BEGIN Exercise input

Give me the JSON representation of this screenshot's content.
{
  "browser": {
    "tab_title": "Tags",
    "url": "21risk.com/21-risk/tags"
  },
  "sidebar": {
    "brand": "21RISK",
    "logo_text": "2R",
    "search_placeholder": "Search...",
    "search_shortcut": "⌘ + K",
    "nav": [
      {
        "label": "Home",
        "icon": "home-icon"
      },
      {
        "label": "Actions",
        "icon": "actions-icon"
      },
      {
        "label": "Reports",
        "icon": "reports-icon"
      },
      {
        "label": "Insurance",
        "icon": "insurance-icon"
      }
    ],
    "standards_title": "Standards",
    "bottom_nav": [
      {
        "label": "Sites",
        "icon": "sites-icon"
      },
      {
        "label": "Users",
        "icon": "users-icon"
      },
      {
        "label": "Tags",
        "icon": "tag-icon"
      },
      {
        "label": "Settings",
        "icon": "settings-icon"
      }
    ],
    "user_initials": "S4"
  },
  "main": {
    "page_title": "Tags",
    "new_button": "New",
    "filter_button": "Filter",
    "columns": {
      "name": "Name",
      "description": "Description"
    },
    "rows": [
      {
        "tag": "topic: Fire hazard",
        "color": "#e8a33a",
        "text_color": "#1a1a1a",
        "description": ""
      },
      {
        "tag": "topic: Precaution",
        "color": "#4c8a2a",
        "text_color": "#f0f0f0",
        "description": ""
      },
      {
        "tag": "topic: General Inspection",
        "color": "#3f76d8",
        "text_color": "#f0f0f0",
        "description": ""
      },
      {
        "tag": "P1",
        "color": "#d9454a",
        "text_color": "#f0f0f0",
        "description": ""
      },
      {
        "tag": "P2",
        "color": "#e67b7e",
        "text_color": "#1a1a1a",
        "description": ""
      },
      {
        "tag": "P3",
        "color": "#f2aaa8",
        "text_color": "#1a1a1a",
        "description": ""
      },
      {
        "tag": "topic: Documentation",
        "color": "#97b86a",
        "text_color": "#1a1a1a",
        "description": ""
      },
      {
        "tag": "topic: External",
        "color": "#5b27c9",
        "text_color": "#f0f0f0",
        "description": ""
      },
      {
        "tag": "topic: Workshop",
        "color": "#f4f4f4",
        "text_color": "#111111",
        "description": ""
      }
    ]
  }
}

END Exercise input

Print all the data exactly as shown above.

Give me the JSON representation of this screenshot's content.
{
  "browser": {
    "tab_title": "Tags",
    "url": "21risk.com/21-risk/tags"
  },
  "sidebar": {
    "brand": "21RISK",
    "logo_text": "2R",
    "search_placeholder": "Search...",
    "search_shortcut": "⌘ + K",
    "nav": [
      {
        "label": "Home",
        "icon": "home-icon"
      },
      {
        "label": "Actions",
        "icon": "actions-icon"
      },
      {
        "label": "Reports",
        "icon": "reports-icon"
      },
      {
        "label": "Insurance",
        "icon": "insurance-icon"
      }
    ],
    "standards_title": "Standards",
    "bottom_nav": [
      {
        "label": "Sites",
        "icon": "sites-icon"
      },
      {
        "label": "Users",
        "icon": "users-icon"
      },
      {
        "label": "Tags",
        "icon": "tag-icon"
      },
      {
        "label": "Settings",
        "icon": "settings-icon"
      }
    ],
    "user_initials": "S4"
  },
  "main": {
    "page_title": "Tags",
    "new_button": "New",
    "filter_button": "Filter",
    "columns": {
      "name": "Name",
      "description": "Description"
    },
    "rows": [
      {
        "tag": "topic: Fire hazard",
        "color": "#e8a33a",
        "text_color": "#1a1a1a",
        "description": ""
      },
      {
        "tag": "topic: Precaution",
        "color": "#4c8a2a",
        "text_color": "#f0f0f0",
        "description": ""
      },
      {
        "tag": "topic: General Inspection",
        "color": "#3f76d8",
        "text_color": "#f0f0f0",
        "description": ""
      },
      {
        "tag": "P1",
        "color": "#d9454a",
        "text_color": "#f0f0f0",
        "description": ""
      },
      {
        "tag": "P2",
        "color": "#e67b7e",
        "text_color": "#1a1a1a",
        "description": ""
      },
      {
        "tag": "P3",
        "color": "#f2aaa8",
        "text_color": "#1a1a1a",
        "description": ""
      },
      {
        "tag": "topic: Documentation",
        "color": "#97b86a",
        "text_color": "#1a1a1a",
        "description": ""
      },
      {
        "tag": "topic: External",
        "color": "#5b27c9",
        "text_color": "#f0f0f0",
        "description": ""
      },
      {
        "tag": "topic: Workshop",
        "color": "#f4f4f4",
        "text_color": "#111111",
        "description": ""
      }
    ]
  }
}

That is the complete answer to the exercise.